Glossary of Terms

There is some terminology associated with Wills and Estate Plans that it is helpful to be familiar with.  These terms are set out below.


a gift of personal property by Will;


in the context of a Will, usually means anyone who benefits from the Will;

Binding death benefit nomination

a nomination that conforms with the requirements set out in regulation 6.17A of the Superannuation Industry (Supervision) Regulations 1994;


an addendum to a Will executed in the same way that a Will is executed;

Conditional gifts

a gift made upon condition of some event occurring;


a gift of real property (land) by Will;

Discretionary beneficiary

a beneficiary of a discretionary trust;

Discretionary trust

a trust which the trustee has a discretion to distribute income and capital;


the person giving powers to another under a document such as a power of attorney or power of guardianship.  Sometimes referred to as the principal;

Enduring power of attorney

a power of attorney made in accordance with s104 of the Guardianship and Administration Act 1990 (WA);


appointed by the will maker, the executor has the responsibility of administering the estate and is a trustee of the estate after administration is completed;

Grant of administration

the document appointing a person to manage a deceased estate

Grant of probate

proof of the Will which is issued by a court;


where someone dies without having made a valid Will.  The administration and distribution of the estate is governed by statute;


generally means all of one's children and their children down through the generations, including grandchildren, great-grandchildren, and so on;  also referred to as lineal descendants;


a geographic area subject to the same set of laws.  In Australia, the main jurisdictions are States and Territories and the Commonwealth.  Different rules may apply in different states;


a cash gift made from an estate;

Legal personal representative
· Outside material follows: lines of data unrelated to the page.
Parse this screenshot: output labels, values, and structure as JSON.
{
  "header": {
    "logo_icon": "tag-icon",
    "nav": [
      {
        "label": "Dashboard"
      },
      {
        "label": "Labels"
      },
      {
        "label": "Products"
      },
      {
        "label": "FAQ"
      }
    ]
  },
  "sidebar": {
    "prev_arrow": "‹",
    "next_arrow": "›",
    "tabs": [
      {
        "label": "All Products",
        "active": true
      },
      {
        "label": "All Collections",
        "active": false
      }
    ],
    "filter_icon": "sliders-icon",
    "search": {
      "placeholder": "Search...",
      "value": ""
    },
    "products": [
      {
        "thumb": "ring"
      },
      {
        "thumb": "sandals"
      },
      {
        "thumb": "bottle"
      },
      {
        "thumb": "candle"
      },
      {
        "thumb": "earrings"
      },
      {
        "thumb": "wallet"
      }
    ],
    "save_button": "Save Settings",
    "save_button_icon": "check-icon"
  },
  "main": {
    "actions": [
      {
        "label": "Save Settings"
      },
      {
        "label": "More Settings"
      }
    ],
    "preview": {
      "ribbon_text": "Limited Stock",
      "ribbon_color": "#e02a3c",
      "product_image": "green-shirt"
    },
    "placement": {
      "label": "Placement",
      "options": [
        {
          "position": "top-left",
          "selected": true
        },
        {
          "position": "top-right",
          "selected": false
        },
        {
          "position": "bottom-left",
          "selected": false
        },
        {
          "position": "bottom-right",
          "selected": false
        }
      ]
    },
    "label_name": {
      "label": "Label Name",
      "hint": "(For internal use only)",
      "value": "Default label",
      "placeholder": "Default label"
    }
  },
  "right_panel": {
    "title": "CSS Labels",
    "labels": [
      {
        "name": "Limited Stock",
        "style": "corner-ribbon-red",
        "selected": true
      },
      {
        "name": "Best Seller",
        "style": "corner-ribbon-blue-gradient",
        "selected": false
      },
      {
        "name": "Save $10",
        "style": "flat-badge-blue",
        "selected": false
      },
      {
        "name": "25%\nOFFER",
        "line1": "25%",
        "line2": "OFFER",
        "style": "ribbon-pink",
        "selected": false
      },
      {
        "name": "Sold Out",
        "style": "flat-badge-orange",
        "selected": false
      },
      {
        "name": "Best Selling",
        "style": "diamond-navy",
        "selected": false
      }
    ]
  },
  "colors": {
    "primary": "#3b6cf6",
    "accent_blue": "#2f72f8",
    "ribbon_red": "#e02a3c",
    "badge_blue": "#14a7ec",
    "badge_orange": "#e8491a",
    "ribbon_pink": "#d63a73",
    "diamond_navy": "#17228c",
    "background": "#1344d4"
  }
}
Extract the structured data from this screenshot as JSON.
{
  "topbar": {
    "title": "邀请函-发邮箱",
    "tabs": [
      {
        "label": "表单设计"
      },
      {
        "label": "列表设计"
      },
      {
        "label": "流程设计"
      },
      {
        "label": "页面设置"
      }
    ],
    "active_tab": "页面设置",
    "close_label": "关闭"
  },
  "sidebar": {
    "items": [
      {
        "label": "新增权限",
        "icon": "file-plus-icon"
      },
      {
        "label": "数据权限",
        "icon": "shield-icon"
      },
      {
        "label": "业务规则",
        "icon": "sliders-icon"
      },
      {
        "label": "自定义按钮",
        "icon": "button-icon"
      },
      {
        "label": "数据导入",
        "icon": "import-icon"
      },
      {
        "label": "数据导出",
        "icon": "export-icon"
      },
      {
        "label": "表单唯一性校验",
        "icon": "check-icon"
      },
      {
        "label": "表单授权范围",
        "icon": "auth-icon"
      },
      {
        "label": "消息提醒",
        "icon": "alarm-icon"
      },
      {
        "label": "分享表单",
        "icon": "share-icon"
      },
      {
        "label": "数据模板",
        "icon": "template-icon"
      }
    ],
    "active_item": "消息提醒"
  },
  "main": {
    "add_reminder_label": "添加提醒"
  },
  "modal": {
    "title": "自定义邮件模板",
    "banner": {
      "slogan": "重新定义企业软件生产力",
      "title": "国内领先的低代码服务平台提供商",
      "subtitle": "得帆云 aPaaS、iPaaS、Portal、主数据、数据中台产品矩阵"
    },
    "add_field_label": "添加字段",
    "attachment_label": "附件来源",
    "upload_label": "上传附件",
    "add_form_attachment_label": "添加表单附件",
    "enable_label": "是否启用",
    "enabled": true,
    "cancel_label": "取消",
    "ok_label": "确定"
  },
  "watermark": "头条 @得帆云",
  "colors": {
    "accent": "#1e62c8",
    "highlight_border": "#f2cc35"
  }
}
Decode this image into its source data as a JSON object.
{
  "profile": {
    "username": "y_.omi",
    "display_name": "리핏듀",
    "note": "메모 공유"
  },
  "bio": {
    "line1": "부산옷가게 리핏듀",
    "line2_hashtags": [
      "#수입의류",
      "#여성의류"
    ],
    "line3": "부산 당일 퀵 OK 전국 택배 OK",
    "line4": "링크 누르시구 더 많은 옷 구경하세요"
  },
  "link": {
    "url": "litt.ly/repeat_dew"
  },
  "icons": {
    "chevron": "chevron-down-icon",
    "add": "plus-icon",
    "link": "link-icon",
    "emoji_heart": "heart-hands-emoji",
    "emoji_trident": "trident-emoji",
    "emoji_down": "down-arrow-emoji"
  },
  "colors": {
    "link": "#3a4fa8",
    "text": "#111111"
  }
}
the executor (where there was a Will) or the administrator (where there was no will or no valid appointment of an executor) of an estate;


the recipient of a legacy;

Life interest estate

a trust created by Will giving a person (the life tenant) the use of one or more assets during their lifetime.  In addition to a dwelling, the assets often include investments.  It differs from a use and enjoyment trust as the life tenant often has broader rights;


a person under the age of 18;

Mutual wills

an arrangement whereby two people, typically husband and wife, make Wills and agreed not to change their respective Will without the consent of the other.  Following the death of the first of them, the survivor is unable to change their Will;

Protective trust

the generic term for a trust established for people who are unable to look after in their own affairs;

Reciprocal Wills

Wills (usually made by spouses) that are substantially in the same terms;

Remainder beneficiaries

generally, the beneficiaries who received the assets of the trust on the death of the use and enjoyment beneficiary or a life tenant.  It is possible for there to be a success of life tenants or use and enjoyment beneficiaries;

Residuary beneficiary

the beneficiary to whom the remaining estate (the remaining assets after all debts, legacies, gifts etc are distributed) is distributed;

Superannuation death benefit

a benefit received by an individual due to the death of another person.  The benefit does not necessarily originate from superannuation funds or moneys;

Testamentary capacity

the mental state that is required to be able to make a valid will;

Testamentary trust

a type of trust created by a Will.  The term is usually used to describe a trust created by a Will that has features and operates similar to a discretionary family trust;